Creating an NFL player: from “everyman” to “superman.”
Supporting the next generation of players and fans.
Preparing players of all ages for success at football’s highest level.
Introducing the next wave of NFL superstars.
A look at the programs the NFL and its partners provide to help every player before, during and after his football career.
Celebrating, educating, embracing and connecting all former NFL players with each other, their former teams and the league.
Discover the evolution of professional officiating, the weekly evaluation process and how the NFL identifies and develops the next generation of officials.
“One thing hasn’t changed: the pressure. It will always be there.”
The latest information from the NFL's officiating command center.
Every week, officials take the field ready to put months of preparation, training and hard work on display, knowing that the whole world — and the Officiating Department — is watching.
Officiating an NFL game takes years of training and experience.
NFL Football Operations protects the integrity of the game by ensuring that the rules and the officiating are consistent and fair to all competitors.
The custodians of football not only have protected its integrity, but have also revised its playing rules to protect the players, and to make the games fairer and more entertaining.
Explore the official rules of the game.
NFL SVP of Officiating Dean Blandino explains NFL rules with video examples.
The NFL's procedures for breaking ties for postseason playoffs.
The NFL's familiar hand signals help fans better understand the game.
Go inside the game with the NFL's official game stats. Sort the stats by season or by week.
Chart and compare the NFL Football Operations stats you're looking for with the NFL's data tool.
Get a snapshot of the current NFL game stats, updated weekly during the regular season.
The NFL and NFL Players Association Collective Bargaining Agreement sets forth specific rules for how NFL clubs can claim and release players using the NFL’s waiver system. Here is how the process works.
The waiver system allows player contracts or, in certain cases, a club’s NFL rights to a player to be made available by one club to the other clubs in the league.
The waiver period runs from the first business day after the Super Bowl through the end of the NFL’s regular season. Except in rare incidents, the waiver period lasts 24 hours and all waivers are categorized as “no recall” and “no withdrawal,” which means once a club waives a player, it cannot take the player back or change the player’s status.

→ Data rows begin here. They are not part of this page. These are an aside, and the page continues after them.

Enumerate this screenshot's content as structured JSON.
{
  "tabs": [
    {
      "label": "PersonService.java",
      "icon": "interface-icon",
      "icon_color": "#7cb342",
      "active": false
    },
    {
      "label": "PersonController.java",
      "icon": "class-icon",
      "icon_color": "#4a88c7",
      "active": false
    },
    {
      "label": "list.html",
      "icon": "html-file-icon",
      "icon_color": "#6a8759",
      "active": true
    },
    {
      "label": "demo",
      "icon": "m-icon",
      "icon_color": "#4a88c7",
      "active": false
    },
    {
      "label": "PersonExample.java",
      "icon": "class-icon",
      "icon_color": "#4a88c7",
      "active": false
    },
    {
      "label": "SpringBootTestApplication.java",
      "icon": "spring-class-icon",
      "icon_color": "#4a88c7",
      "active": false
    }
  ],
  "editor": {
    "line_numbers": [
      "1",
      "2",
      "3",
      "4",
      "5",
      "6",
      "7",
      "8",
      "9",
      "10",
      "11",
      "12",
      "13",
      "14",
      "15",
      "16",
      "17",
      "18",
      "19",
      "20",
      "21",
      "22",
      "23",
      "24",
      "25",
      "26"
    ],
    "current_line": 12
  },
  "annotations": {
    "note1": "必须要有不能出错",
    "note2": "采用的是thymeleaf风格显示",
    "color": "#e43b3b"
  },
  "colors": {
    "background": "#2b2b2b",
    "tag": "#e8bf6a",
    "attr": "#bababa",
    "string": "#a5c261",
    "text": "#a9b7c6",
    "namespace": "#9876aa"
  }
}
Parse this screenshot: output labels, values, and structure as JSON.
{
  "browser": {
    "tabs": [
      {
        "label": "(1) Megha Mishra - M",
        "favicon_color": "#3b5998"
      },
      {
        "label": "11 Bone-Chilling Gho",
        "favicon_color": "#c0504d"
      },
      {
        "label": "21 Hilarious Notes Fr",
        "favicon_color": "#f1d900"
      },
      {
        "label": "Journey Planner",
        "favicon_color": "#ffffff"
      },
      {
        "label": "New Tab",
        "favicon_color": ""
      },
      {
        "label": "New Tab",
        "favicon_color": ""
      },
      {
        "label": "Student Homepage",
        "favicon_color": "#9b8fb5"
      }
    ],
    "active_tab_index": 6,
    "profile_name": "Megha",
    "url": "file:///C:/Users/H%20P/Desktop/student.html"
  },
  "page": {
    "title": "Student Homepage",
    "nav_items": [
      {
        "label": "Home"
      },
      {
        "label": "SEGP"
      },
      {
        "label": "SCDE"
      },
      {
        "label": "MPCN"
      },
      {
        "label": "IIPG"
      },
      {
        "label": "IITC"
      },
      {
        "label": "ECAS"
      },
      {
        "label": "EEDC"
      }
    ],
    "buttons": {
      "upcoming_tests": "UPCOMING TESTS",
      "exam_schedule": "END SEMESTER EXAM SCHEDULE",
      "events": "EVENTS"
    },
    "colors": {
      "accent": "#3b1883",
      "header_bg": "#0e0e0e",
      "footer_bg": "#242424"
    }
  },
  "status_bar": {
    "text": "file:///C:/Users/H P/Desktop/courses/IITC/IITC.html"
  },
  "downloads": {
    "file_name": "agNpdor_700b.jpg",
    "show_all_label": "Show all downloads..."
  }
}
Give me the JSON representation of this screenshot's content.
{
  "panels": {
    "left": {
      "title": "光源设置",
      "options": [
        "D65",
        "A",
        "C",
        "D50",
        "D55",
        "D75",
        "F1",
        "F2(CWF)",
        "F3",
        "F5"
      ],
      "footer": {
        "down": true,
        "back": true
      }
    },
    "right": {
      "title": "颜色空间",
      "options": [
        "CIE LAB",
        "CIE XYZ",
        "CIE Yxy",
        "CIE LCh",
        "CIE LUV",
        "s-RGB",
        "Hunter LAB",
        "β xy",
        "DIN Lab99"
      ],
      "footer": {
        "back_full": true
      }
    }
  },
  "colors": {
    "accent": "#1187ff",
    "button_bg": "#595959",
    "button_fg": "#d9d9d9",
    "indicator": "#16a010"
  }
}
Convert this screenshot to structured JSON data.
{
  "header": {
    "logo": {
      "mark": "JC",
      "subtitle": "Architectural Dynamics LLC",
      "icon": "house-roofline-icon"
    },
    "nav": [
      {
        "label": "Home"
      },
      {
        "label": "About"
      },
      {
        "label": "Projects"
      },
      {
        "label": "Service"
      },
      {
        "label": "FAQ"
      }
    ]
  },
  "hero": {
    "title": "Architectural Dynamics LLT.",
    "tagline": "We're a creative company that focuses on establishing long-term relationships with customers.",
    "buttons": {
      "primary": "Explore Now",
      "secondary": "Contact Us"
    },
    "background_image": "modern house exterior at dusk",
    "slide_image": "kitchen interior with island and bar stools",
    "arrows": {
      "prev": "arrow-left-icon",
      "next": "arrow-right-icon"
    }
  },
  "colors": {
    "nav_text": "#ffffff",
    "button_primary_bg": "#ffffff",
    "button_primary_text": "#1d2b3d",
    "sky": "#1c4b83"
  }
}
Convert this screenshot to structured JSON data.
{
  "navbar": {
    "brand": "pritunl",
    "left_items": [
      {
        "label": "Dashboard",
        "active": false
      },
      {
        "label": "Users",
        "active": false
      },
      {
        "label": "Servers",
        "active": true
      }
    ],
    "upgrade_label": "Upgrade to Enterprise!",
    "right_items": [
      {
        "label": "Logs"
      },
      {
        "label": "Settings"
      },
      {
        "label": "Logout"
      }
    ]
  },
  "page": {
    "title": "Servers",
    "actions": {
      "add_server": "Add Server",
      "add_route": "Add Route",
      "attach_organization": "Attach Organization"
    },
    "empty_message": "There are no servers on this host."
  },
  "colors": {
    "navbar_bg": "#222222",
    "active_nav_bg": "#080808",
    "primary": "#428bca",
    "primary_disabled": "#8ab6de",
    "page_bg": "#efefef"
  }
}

Once a club waives a player, the 31 other clubs either file a claim to obtain him or they waive their chance to do so (thus the origin of the term “waiver”). Clubs are assigned players on a priority basis. From the first business day after the Super Bowl until the day after the third regular season week, assignments are based on a claiming order that is the same as the order in which clubs selected in that year’s Draft. From the beginning of the fourth regular season weekend through the Super Bowl, assignments are based on the inverse order of their win-loss record. For example, a team with fewer wins will be awarded a player off waivers ahead of a team with a better record. If a player passes through waivers unclaimed, he becomes a free agent.
Once the waiver period starts each year through the trading deadline, a vested veteran — a player who has acquired four years of pension credit — is not subject to the waiver system if the club decides to release him. That means if a team decides to release a vested veteran, the league considers his contract to be terminated immediately and he is free to negotiate and sign with any other club. From the trading deadline through the end of the regular season, vested veterans are subject to the waiver process.
Keep track of the NFL’s transactions.